Dataset rows for apps and sites
****************************************

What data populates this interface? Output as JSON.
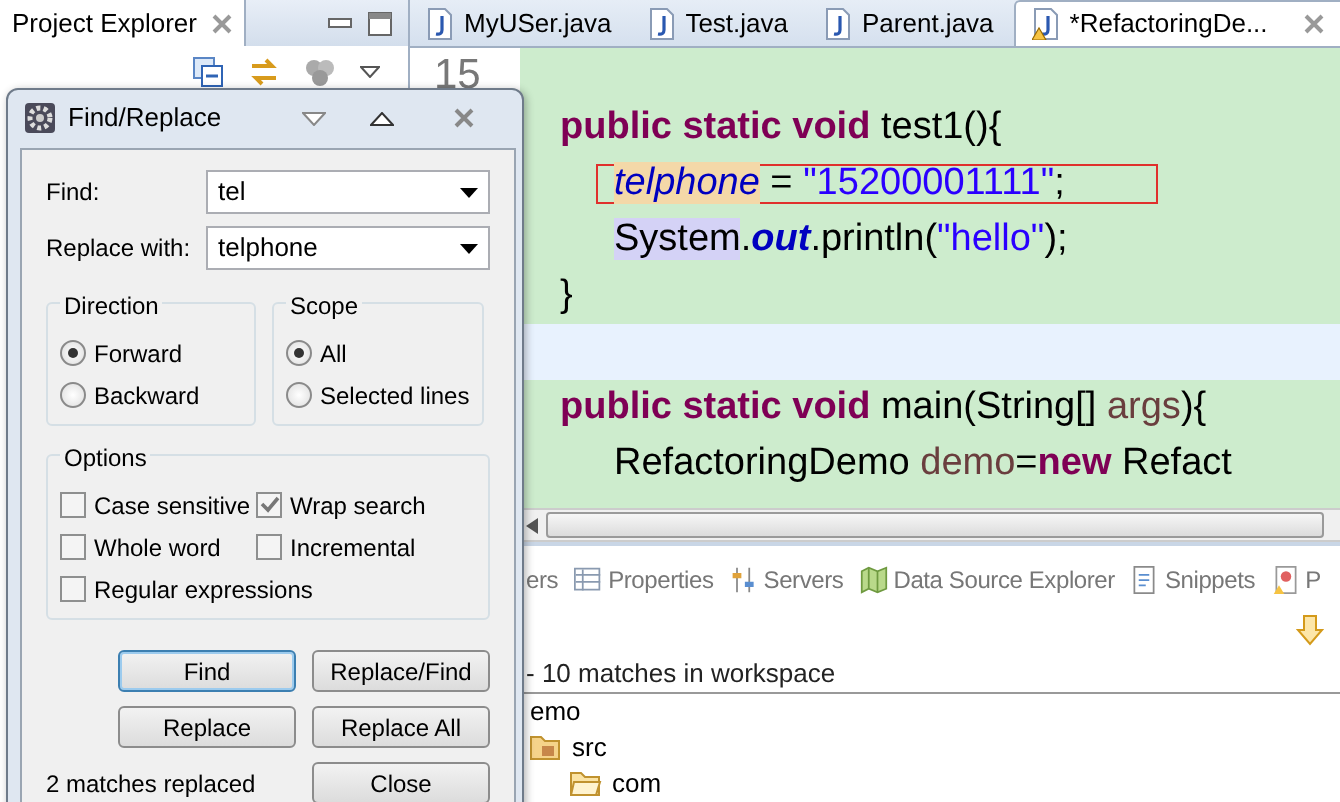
{
  "project_explorer": {
    "tab": "Project Explorer"
  },
  "editor_tabs": [
    {
      "label": "MyUSer.java",
      "selected": false,
      "warning": false
    },
    {
      "label": "Test.java",
      "selected": false,
      "warning": false
    },
    {
      "label": "Parent.java",
      "selected": false,
      "warning": false
    },
    {
      "label": "*RefactoringDe...",
      "selected": true,
      "warning": true
    }
  ],
  "editor": {
    "line_number": "15",
    "lines": [
      {
        "indented": false,
        "boxed": false,
        "current": false,
        "tokens": [
          {
            "text": "public static void",
            "kind": "keyword"
          },
          {
            "text": " test1(){",
            "kind": "plain"
          }
        ]
      },
      {
        "indented": true,
        "boxed": true,
        "current": false,
        "tokens": [
          {
            "text": "telphone",
            "kind": "field-match"
          },
          {
            "text": " = ",
            "kind": "plain"
          },
          {
            "text": "\"15200001111\"",
            "kind": "string"
          },
          {
            "text": ";",
            "kind": "plain"
          }
        ]
      },
      {
        "indented": true,
        "boxed": false,
        "current": false,
        "tokens": [
          {
            "text": "System",
            "kind": "type-occurrence"
          },
          {
            "text": ".",
            "kind": "plain"
          },
          {
            "text": "out",
            "kind": "static"
          },
          {
            "text": ".println(",
            "kind": "plain"
          },
          {
            "text": "\"hello\"",
            "kind": "string"
          },
          {
            "text": ");",
            "kind": "plain"
          }
        ]
      },
      {
        "indented": false,
        "boxed": false,
        "current": false,
        "tokens": [
          {
            "text": "}",
            "kind": "plain"
          }
        ]
      },
      {
        "indented": false,
        "boxed": false,
        "current": true
      },
      {
        "indented": false,
        "boxed": false,
        "current": false,
        "tokens": [
          {
            "text": "public static void",
            "kind": "keyword"
          },
          {
            "text": " main(String[] ",
            "kind": "plain"
          },
          {
            "text": "args",
            "kind": "local"
          },
          {
            "text": "){",
            "kind": "plain"
          }
        ]
      },
      {
        "indented": true,
        "boxed": false,
        "current": false,
        "tokens": [
          {
            "text": "RefactoringDemo ",
            "kind": "plain"
          },
          {
            "text": "demo",
            "kind": "local"
          },
          {
            "text": "=",
            "kind": "plain"
          },
          {
            "text": "new",
            "kind": "keyword"
          },
          {
            "text": " Refact",
            "kind": "plain"
          }
        ]
      }
    ]
  },
  "bottom_panel": {
    "tabs": [
      {
        "label": "ers",
        "kind": "none"
      },
      {
        "label": "Properties",
        "kind": "table"
      },
      {
        "label": "Servers",
        "kind": "sliders"
      },
      {
        "label": "Data Source Explorer",
        "kind": "map"
      },
      {
        "label": "Snippets",
        "kind": "document"
      },
      {
        "label": "P",
        "kind": "report"
      }
    ],
    "search_summary": "- 10 matches in workspace",
    "tree": [
      {
        "label": "emo",
        "children": [
          {
            "label": "src",
            "kind": "source-folder",
            "children": [
              {
                "label": "com",
                "kind": "folder"
              }
            ]
          }
        ]
      }
    ]
  },
  "find_replace": {
    "title": "Find/Replace",
    "find": {
      "label": "Find:",
      "value": "tel"
    },
    "replace": {
      "label": "Replace with:",
      "value": "telphone"
    },
    "direction": {
      "title": "Direction",
      "options": [
        {
          "label": "Forward",
          "selected": true
        },
        {
          "label": "Backward",
          "selected": false
        }
      ]
    },
    "scope": {
      "title": "Scope",
      "options": [
        {
          "label": "All",
          "selected": true
        },
        {
          "label": "Selected lines",
          "selected": false
        }
      ]
    },
    "options": {
      "title": "Options",
      "items": [
        {
          "label": "Case sensitive",
          "checked": false
        },
        {
          "label": "Wrap search",
          "checked": true
        },
        {
          "label": "Whole word",
          "checked": false
        },
        {
          "label": "Incremental",
          "checked": false
        },
        {
          "label": "Regular expressions",
          "checked": false
        }
      ]
    },
    "buttons": [
      {
        "label": "Find",
        "default": true
      },
      {
        "label": "Replace/Find",
        "default": false
      },
      {
        "label": "Replace",
        "default": false
      },
      {
        "label": "Replace All",
        "default": false
      },
      {
        "label": "Close",
        "default": false
      }
    ],
    "status": "2 matches replaced"
  }
}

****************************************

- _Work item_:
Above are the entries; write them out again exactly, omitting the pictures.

- _Exercise response_:
What data populates this interface? Output as JSON.
{
  "project_explorer": {
    "tab": "Project Explorer"
  },
  "editor_tabs": [
    {
      "label": "MyUSer.java",
      "selected": false,
      "warning": false
    },
    {
      "label": "Test.java",
      "selected": false,
      "warning": false
    },
    {
      "label": "Parent.java",
      "selected": false,
      "warning": false
    },
    {
      "label": "*RefactoringDe...",
      "selected": true,
      "warning": true
    }
  ],
  "editor": {
    "line_number": "15",
    "lines": [
      {
        "indented": false,
        "boxed": false,
        "current": false,
        "tokens": [
          {
            "text": "public static void",
            "kind": "keyword"
          },
          {
            "text": " test1(){",
            "kind": "plain"
          }
        ]
      },
      {
        "indented": true,
        "boxed": true,
        "current": false,
        "tokens": [
          {
            "text": "telphone",
            "kind": "field-match"
          },
          {
            "text": " = ",
            "kind": "plain"
          },
          {
            "text": "\"15200001111\"",
            "kind": "string"
          },
          {
            "text": ";",
            "kind": "plain"
          }
        ]
      },
      {
        "indented": true,
        "boxed": false,
        "current": false,
        "tokens": [
          {
            "text": "System",
            "kind": "type-occurrence"
          },
          {
            "text": ".",
            "kind": "plain"
          },
          {
            "text": "out",
            "kind": "static"
          },
          {
            "text": ".println(",
            "kind": "plain"
          },
          {
            "text": "\"hello\"",
            "kind": "string"
          },
          {
            "text": ");",
            "kind": "plain"
          }
        ]
      },
      {
        "indented": false,
        "boxed": false,
        "current": false,
        "tokens": [
          {
            "text": "}",
            "kind": "plain"
          }
        ]
      },
      {
        "indented": false,
        "boxed": false,
        "current": true
      },
      {
        "indented": false,
        "boxed": false,
        "current": false,
        "tokens": [
          {
            "text": "public static void",
            "kind": "keyword"
          },
          {
            "text": " main(String[] ",
            "kind": "plain"
          },
          {
            "text": "args",
            "kind": "local"
          },
          {
            "text": "){",
            "kind": "plain"
          }
        ]
      },
      {
        "indented": true,
        "boxed": false,
        "current": false,
        "tokens": [
          {
            "text": "RefactoringDemo ",
            "kind": "plain"
          },
          {
            "text": "demo",
            "kind": "local"
          },
          {
            "text": "=",
            "kind": "plain"
          },
          {
            "text": "new",
            "kind": "keyword"
          },
          {
            "text": " Refact",
            "kind": "plain"
          }
        ]
      }
    ]
  },
  "bottom_panel": {
    "tabs": [
      {
        "label": "ers",
        "kind": "none"
      },
      {
        "label": "Properties",
        "kind": "table"
      },
      {
        "label": "Servers",
        "kind": "sliders"
      },
      {
        "label": "Data Source Explorer",
        "kind": "map"
      },
      {
        "label": "Snippets",
        "kind": "document"
      },
      {
        "label": "P",
        "kind": "report"
      }
    ],
    "search_summary": "- 10 matches in workspace",
    "tree": [
      {
        "label": "emo",
        "children": [
          {
            "label": "src",
            "kind": "source-folder",
            "children": [
              {
                "label": "com",
                "kind": "folder"
              }
            ]
          }
        ]
      }
    ]
  },
  "find_replace": {
    "title": "Find/Replace",
    "find": {
      "label": "Find:",
      "value": "tel"
    },
    "replace": {
      "label": "Replace with:",
      "value": "telphone"
    },
    "direction": {
      "title": "Direction",
      "options": [
        {
          "label": "Forward",
          "selected": true
        },
        {
          "label": "Backward",
          "selected": false
        }
      ]
    },
    "scope": {
      "title": "Scope",
      "options": [
        {
          "label": "All",
          "selected": true
        },
        {
          "label": "Selected lines",
          "selected": false
        }
      ]
    },
    "options": {
      "title": "Options",
      "items": [
        {
          "label": "Case sensitive",
          "checked": false
        },
        {
          "label": "Wrap search",
          "checked": true
        },
        {
          "label": "Whole word",
          "checked": false
        },
        {
          "label": "Incremental",
          "checked": false
        },
        {
          "label": "Regular expressions",
          "checked": false
        }
      ]
    },
    "buttons": [
      {
        "label": "Find",
        "default": true
      },
      {
        "label": "Replace/Find",
        "default": false
      },
      {
        "label": "Replace",
        "default": false
      },
      {
        "label": "Replace All",
        "default": false
      },
      {
        "label": "Close",
        "default": false
      }
    ],
    "status": "2 matches replaced"
  }
}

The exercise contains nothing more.